(EXCERPTED DATA):
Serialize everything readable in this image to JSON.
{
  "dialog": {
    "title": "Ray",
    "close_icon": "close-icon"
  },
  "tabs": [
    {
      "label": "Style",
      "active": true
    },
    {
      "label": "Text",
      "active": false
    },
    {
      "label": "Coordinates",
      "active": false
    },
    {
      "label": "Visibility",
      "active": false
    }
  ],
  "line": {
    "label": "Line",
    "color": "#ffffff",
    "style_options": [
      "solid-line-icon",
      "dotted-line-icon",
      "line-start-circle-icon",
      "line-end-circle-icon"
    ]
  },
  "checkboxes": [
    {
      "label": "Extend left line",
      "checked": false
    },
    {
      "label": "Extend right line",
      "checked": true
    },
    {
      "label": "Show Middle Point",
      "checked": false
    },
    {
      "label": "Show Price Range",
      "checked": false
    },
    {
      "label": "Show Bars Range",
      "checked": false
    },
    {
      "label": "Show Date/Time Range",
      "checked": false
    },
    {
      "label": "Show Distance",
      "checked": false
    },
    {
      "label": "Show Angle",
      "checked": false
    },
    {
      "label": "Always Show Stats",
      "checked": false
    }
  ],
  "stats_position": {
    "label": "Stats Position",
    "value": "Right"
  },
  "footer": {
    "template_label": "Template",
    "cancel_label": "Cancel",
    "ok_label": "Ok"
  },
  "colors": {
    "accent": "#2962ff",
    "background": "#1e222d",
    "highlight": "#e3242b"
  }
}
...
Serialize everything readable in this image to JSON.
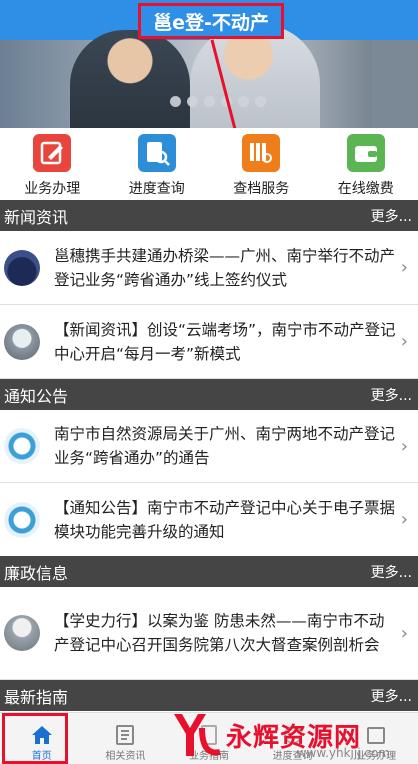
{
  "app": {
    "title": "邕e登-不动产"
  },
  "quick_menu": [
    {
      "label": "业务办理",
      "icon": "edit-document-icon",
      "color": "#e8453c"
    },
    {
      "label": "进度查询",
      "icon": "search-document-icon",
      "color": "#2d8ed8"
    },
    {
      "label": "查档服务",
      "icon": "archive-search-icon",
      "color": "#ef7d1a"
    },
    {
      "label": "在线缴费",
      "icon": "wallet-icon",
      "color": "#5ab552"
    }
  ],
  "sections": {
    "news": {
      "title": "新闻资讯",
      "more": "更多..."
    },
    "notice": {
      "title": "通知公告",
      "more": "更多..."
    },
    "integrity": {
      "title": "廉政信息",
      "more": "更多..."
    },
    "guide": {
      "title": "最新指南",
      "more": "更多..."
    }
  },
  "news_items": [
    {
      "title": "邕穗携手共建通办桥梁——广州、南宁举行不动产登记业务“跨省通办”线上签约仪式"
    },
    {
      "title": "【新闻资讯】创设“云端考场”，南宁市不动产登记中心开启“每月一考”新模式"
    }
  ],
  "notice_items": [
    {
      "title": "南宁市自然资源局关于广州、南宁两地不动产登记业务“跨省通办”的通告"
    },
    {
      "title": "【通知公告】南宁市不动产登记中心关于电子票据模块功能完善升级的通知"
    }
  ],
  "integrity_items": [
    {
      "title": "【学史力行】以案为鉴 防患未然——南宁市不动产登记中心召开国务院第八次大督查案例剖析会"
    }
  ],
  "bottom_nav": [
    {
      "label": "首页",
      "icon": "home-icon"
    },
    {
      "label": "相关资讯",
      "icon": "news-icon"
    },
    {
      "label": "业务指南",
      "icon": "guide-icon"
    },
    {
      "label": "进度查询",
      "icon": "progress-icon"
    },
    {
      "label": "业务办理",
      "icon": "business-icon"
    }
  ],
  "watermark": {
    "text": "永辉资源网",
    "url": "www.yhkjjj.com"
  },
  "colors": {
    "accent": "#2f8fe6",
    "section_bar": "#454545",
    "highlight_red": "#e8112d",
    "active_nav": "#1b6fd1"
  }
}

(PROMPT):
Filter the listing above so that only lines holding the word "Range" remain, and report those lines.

(SOLUTION BELOW):
      "label": "Show Price Range",
      "label": "Show Bars Range",
      "label": "Show Date/Time Range",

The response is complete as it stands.